(Dataset rows for apps and sites)
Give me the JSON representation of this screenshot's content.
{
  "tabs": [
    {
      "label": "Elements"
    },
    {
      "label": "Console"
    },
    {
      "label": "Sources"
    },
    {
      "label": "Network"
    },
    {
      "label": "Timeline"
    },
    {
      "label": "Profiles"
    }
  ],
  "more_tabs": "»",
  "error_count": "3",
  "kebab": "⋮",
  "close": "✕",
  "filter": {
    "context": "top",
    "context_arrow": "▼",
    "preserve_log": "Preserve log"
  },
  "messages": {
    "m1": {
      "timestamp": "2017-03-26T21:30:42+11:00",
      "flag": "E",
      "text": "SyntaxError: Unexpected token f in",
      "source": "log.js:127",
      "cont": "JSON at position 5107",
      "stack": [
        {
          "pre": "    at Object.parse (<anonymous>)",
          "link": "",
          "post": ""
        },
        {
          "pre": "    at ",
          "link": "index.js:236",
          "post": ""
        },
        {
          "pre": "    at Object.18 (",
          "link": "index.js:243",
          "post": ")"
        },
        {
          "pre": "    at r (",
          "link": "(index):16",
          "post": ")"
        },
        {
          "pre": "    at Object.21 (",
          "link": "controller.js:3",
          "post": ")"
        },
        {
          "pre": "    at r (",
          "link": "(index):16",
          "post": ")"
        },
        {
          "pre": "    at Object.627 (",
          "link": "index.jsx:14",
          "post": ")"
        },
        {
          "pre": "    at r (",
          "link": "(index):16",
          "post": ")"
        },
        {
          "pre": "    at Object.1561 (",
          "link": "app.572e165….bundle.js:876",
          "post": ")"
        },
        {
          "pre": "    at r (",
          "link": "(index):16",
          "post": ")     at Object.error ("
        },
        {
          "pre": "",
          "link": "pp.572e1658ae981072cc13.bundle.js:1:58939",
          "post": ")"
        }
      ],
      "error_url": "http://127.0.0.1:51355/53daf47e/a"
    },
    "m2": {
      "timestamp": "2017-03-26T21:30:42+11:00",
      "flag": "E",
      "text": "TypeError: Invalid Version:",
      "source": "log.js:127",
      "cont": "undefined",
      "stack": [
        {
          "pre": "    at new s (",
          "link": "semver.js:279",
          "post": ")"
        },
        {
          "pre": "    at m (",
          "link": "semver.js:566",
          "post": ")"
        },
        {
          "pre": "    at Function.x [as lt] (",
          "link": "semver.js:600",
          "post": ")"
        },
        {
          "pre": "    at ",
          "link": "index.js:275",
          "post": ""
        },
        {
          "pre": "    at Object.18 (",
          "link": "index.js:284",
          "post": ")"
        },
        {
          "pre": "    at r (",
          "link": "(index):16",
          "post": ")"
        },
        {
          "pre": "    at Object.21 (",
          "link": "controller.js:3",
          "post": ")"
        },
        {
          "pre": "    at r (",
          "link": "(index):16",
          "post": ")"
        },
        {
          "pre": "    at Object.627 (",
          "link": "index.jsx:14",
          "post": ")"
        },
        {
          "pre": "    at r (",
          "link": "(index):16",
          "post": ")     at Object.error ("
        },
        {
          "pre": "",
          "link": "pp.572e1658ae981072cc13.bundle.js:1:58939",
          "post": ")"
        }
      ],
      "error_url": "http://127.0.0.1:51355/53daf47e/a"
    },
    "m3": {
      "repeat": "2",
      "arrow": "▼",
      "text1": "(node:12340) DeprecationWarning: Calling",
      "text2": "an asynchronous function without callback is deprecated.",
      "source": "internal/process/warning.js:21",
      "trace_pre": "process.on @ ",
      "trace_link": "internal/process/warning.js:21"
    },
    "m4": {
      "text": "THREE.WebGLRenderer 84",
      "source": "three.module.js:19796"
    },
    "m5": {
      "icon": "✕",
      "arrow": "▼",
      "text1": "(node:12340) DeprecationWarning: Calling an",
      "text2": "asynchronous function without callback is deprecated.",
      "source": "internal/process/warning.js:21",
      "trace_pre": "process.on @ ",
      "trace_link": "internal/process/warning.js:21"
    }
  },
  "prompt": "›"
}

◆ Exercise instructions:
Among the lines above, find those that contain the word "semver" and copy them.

◆ Reply:
          "link": "semver.js:279",
          "link": "semver.js:566",
          "link": "semver.js:600",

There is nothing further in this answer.